Does the policy have a waiting period?
The shorter the period, the more expensive the rider. You will be responsible for any costs during the waiting period.
LTC usually turns into a less-than-ideal investment at some point. The decision to buy is very individualized, and if you happen to use it early, it can be a good investment, because you have paid less premiums upfront and are using the benefits. The longer you take to use a policy, the lower the return on the policy. If you end up using the policy in the first five to 10 years, this can be very advantageous. However, the longer you take to use the benefits, the more sense it may make to just put money aside yourself if you can afford to self-insure. Of course, there is no way of knowing if and when an event will happen.
Note: We are not licensed insurance agents and cannot give insurance advice but can help you through the process of deciding what is best for you and provide a broad overview of the advantages and disadvantages. Please discuss this with your agent before purchasing or making any changes to your existing policies.
Roxanne Alexander is a senior financial adviser with Evensky & Katz/Foldes Financial handling client analysis on investments, insurance, annuities, college planning and developing investment policies. Prior to this, she was a senior vice president at Evensky & Katz working with both individual and institutional clients. She has a bachelor’s in accounting and business management from the University of the West Indies, she received an MBA at the University of Miami in finance and investments.
McDonald’s Gold Card: The Mysterious Piece of Plastic That Gets You Free Food for Life
Order from the McDonald’s app in December for a shot at winning a rare McDonald’s McGold Card and free food for life.
By Bob Niedt • Published
Microwave vs Air Fryer: Which is Cheaper for Cooking?
Can the trusty microwave be beat by the air fryer for cost savings in the kitchen?
By Ben Demers • Published
How Parents Can Teach Their Kids About Cryptocurrency
Starting with explaining the concept of money to begin with can help them grasp the concept of digital currencies.
By Neale Godfrey, Financial Literacy Expert • Published
How Do You Overcome Stage Fright? These 6 Tips Can Help
Many people fear public speaking more than they fear death, yet advancing professionally could depend on whether you make a good impression when you step up to the microphone.
By H. Dennis Beaver, Esq. • Published
2 Ways Retirees Can Defuse a Tax Bomb (It’s Not Too Late!)
If you’re retired and find yourself sitting on a “tax bomb,” you may think there’s nothing you can do. But two strategies could seriously reduce your taxes in retirement.

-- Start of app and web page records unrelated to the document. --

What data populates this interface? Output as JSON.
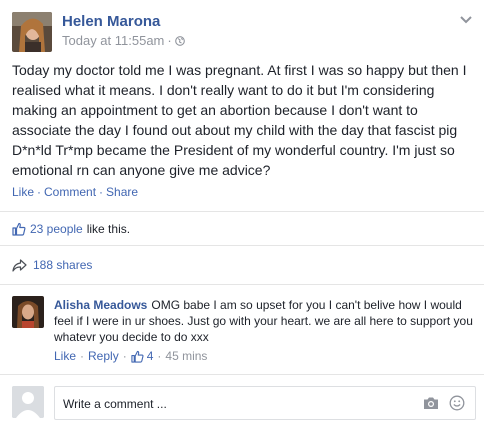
{
  "post": {
    "author": "Helen Marona",
    "timestamp": "Today at 11:55am",
    "timestamp_sep": "·",
    "privacy_icon": "globe-icon",
    "menu_icon": "chevron-down-icon",
    "text": "Today my doctor told me I was pregnant. At first I was so happy but then I realised what it means. I don't really want to do it but I'm considering making an appointment to get an abortion because I don't want to associate the day I found out about my child with the day that fascist pig D*n*ld Tr*mp became the President of my wonderful country. I'm just so emotional rn can anyone give me advice?",
    "actions": [
      "Like",
      "Comment",
      "Share"
    ],
    "action_sep": "·"
  },
  "reactions": {
    "icon": "thumbs-up-icon",
    "count_label": "23 people",
    "tail": "like this."
  },
  "shares": {
    "icon": "share-arrow-icon",
    "label": "188 shares"
  },
  "comment": {
    "author": "Alisha Meadows",
    "text": "OMG babe I am so upset for you I can't belive how I would feel if I were in ur shoes. Just go with your heart. we are all here to support you whatevr you decide to do xxx",
    "like": "Like",
    "reply": "Reply",
    "sep": "·",
    "like_icon": "thumbs-up-icon",
    "like_count": "4",
    "time": "45 mins"
  },
  "composer": {
    "placeholder": "Write a comment ...",
    "camera_icon": "camera-icon",
    "emoji_icon": "smiley-icon"
  },
  "colors": {
    "link": "#365899",
    "action": "#4267b2",
    "meta": "#90949c",
    "text": "#1d2129",
    "divider": "#e5e5e5"
  }
}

By David McClellan • Published
5 Trends in High-Net-Worth Philanthropy
Wealthy families and organizations are giving more to charity but also targeting funding to fewer grants in their efforts to create bigger impacts.
By Hannah Shaw Grove • Published
6 Ways a DAF Can Make Your Year-End Giving Better Than Ever
Giving appreciated assets instead of cash could be the most tax-smart move you can make with a donor-advised fund, but wait, there's more…
By Stephen Kump • Published
Life Insurance Strategies to Consider When You Own a Family Business
Not only can life insurance replace lost income, but it can help with estate taxes and provide a sense of fairness for family members who don’t participate in the business.
By Howard Sharfman • Published
Short-Term Investments to Protect Against Inflation and Market Volatility
Rates on Series I savings bonds, T-bills and fixed annuities are all above historical averages and could serve investors well during turbulent times like these.
By Bradley Rosen • Published
What’s the Difference Between Average and Actual Rate of Return?
An average rate of return can mask losses over time, so what investors really want to keep an eye on is the actual rate of return.
By Carlos Dias Jr., Wealth Adviser • Published